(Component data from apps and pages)
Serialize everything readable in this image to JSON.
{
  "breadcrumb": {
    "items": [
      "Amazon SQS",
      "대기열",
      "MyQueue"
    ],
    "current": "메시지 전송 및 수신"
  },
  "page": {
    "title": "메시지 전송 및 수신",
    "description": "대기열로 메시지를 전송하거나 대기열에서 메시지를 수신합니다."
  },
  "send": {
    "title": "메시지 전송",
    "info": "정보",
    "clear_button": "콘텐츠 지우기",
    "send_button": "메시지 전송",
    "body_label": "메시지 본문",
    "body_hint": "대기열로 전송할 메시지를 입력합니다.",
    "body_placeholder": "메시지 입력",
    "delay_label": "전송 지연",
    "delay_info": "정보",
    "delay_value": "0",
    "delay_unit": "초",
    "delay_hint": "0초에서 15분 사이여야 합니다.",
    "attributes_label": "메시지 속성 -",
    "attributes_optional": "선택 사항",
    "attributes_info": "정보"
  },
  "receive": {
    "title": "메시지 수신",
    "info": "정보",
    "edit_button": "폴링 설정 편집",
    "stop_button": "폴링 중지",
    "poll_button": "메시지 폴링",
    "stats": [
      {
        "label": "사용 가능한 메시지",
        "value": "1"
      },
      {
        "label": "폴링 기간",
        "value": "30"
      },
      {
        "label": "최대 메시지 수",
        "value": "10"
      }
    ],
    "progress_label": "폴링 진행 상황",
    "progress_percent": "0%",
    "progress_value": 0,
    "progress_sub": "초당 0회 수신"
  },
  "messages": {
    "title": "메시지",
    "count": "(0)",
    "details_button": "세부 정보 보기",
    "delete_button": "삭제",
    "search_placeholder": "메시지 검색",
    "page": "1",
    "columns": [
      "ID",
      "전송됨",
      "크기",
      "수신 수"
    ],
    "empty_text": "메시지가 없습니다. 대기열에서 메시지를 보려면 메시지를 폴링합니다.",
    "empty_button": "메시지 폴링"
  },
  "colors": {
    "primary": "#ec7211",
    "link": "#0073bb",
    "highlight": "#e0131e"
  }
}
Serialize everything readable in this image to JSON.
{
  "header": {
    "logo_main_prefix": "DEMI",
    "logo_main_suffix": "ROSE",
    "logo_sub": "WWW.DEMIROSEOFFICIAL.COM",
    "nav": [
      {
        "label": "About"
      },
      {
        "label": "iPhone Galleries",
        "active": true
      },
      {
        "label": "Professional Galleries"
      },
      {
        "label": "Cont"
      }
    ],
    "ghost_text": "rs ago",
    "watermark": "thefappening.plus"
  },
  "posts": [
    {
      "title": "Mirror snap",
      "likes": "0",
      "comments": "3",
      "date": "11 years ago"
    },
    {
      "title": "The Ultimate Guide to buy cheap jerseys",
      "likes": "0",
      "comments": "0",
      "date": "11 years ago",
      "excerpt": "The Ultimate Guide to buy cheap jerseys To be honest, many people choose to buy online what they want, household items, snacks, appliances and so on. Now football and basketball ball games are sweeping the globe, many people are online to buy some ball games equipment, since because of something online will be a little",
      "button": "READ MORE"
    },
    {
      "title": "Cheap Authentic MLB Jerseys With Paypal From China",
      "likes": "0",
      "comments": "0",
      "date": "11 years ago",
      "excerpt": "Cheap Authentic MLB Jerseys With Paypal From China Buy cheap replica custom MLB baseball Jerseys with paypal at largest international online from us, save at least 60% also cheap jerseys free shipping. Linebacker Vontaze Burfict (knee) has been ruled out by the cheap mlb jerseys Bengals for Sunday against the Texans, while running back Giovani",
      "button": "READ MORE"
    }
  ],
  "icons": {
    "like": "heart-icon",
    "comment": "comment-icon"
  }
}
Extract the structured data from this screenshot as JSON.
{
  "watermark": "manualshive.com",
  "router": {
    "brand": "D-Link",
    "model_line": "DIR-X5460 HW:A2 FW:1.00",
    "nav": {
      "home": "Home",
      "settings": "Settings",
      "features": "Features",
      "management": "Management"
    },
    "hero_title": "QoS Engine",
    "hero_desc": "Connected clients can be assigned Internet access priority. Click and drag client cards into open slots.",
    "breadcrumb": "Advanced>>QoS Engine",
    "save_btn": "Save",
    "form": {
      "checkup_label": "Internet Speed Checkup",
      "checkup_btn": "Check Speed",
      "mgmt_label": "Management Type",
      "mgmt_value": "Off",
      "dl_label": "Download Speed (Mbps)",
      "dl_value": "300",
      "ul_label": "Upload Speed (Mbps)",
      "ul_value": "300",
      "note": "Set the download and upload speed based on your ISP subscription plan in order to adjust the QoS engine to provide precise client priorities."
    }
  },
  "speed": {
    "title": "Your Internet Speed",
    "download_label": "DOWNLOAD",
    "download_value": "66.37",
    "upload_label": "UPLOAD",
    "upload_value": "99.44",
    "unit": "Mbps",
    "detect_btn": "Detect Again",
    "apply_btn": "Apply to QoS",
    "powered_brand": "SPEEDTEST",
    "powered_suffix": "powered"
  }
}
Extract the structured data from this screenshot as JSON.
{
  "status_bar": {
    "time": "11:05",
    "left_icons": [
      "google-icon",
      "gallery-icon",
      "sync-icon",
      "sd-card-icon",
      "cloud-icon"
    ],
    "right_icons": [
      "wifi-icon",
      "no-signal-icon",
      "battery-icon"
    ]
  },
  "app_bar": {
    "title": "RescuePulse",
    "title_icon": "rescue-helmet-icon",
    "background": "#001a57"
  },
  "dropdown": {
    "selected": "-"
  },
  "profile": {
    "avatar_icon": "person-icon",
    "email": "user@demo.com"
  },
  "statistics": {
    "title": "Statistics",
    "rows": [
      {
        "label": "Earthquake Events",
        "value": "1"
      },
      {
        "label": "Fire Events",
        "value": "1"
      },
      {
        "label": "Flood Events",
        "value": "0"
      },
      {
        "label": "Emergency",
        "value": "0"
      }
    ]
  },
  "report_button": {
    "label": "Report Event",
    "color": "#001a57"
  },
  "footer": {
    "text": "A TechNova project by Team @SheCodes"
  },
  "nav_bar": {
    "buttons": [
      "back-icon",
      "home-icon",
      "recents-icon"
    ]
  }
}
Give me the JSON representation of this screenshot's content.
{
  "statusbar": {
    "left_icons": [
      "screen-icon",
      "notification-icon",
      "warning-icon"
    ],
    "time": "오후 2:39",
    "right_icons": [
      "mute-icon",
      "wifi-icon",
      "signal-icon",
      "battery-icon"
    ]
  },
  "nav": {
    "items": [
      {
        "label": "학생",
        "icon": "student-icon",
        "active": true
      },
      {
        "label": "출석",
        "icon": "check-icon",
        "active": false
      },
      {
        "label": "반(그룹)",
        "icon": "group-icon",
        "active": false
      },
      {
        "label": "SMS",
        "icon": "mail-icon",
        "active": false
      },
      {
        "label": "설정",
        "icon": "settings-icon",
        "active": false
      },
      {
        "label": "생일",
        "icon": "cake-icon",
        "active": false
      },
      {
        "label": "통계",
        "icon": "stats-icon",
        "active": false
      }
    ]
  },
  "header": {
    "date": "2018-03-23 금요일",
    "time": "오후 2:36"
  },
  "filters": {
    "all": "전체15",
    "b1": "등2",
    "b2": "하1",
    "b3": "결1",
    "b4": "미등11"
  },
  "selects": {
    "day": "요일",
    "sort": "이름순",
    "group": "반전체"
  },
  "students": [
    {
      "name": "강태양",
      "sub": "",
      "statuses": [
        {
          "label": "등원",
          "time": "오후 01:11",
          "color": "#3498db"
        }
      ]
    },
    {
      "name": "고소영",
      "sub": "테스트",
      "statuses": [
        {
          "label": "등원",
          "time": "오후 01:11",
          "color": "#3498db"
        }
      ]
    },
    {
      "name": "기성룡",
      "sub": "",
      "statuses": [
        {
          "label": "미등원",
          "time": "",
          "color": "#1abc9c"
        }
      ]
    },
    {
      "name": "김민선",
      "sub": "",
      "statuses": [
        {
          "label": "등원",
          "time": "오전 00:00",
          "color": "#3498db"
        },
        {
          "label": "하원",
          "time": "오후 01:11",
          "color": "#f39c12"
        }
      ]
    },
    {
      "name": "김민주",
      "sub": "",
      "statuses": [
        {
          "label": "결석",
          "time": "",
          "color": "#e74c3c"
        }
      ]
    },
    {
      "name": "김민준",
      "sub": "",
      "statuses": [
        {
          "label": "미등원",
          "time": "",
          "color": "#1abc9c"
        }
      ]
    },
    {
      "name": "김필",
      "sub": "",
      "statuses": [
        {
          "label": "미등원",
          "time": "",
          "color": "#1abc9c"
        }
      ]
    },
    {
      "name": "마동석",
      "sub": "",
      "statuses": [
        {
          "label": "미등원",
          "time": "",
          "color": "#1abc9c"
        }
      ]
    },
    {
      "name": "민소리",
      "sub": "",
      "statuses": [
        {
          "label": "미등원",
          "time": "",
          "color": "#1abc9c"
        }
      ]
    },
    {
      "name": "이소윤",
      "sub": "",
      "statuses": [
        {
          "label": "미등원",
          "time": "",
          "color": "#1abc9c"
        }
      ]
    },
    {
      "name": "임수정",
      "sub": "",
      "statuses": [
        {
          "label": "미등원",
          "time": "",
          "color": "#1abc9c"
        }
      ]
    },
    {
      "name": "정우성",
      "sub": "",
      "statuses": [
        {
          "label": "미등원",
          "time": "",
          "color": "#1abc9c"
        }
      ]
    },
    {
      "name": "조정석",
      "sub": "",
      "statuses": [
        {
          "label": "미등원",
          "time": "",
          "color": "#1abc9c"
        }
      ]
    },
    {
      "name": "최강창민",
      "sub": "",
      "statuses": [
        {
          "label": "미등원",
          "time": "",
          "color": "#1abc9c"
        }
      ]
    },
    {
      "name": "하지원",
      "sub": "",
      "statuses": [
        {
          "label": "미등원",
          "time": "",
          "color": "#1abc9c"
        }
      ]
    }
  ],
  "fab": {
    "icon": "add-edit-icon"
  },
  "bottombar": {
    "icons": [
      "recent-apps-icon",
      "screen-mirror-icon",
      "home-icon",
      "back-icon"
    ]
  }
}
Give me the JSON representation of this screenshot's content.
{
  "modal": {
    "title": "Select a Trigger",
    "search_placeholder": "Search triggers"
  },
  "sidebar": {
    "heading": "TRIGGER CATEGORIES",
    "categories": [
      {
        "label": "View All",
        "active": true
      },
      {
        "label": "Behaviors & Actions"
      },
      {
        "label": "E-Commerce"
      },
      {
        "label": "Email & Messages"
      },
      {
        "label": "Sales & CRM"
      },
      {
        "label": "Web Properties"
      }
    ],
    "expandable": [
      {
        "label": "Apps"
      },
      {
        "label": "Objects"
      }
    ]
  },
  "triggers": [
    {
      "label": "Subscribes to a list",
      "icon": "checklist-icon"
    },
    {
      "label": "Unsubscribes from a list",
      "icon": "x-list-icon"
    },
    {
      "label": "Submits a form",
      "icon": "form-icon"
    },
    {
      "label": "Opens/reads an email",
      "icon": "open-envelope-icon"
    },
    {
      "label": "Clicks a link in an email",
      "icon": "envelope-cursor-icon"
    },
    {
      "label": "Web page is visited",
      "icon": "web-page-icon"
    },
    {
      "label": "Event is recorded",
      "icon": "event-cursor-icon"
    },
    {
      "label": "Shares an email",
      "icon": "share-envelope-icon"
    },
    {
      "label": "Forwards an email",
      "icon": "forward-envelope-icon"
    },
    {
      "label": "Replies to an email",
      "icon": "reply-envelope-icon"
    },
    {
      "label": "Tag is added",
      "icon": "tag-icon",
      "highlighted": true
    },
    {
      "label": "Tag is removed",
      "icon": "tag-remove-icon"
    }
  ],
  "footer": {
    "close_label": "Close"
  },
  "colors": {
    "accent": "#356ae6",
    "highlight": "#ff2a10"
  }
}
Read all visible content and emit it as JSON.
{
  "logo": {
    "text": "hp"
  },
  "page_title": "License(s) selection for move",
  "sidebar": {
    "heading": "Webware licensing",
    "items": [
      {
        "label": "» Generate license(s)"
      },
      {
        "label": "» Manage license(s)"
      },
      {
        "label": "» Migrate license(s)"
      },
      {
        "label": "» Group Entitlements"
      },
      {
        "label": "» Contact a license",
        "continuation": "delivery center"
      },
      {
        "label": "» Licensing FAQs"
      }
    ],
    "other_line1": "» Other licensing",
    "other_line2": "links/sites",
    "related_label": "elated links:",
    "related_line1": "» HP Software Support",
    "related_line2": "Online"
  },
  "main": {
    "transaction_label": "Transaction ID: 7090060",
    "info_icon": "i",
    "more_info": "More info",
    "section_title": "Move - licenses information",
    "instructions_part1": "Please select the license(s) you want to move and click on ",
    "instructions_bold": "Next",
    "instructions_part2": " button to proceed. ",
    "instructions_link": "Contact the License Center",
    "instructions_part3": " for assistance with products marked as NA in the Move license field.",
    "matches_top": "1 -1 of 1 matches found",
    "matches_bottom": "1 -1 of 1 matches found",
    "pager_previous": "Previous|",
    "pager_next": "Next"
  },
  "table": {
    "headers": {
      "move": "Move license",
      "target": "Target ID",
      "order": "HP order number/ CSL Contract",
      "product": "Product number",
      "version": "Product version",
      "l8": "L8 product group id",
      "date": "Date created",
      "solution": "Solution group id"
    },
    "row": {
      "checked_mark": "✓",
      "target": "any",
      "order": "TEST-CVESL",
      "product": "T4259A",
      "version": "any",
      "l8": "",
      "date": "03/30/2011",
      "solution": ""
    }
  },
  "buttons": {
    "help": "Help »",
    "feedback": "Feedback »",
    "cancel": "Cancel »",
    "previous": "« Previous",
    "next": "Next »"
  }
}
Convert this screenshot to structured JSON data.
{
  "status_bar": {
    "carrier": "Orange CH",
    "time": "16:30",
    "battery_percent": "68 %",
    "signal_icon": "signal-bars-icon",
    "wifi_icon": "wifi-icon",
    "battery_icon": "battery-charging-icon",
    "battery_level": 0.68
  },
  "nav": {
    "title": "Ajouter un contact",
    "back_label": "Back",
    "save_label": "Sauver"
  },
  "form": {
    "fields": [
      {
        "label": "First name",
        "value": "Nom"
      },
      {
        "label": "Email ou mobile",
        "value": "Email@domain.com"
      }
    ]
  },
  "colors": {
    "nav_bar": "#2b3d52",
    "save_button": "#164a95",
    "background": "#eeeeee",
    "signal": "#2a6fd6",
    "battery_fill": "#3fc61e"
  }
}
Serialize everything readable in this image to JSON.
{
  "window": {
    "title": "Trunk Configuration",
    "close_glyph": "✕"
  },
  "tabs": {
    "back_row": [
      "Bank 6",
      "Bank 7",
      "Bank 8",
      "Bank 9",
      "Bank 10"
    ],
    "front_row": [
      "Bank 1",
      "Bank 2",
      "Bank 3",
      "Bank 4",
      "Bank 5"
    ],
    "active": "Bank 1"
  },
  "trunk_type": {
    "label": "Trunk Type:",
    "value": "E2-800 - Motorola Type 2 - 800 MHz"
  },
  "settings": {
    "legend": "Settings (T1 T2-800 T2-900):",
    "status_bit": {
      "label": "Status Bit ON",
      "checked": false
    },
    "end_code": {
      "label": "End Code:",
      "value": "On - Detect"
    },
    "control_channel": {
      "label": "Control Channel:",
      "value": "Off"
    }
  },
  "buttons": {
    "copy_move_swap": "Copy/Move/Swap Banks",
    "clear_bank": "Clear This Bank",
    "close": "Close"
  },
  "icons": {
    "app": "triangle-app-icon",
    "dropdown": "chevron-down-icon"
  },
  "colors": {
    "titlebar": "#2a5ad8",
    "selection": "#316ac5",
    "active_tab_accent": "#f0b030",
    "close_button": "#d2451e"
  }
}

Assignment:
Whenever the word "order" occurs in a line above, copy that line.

Answer for this exercise:
      "note": "Set the download and upload speed based on your ISP subscription plan in order to adjust the QoS engine to provide precise client priorities."
      "order": "HP order number/ CSL Contract",
      "order": "TEST-CVESL",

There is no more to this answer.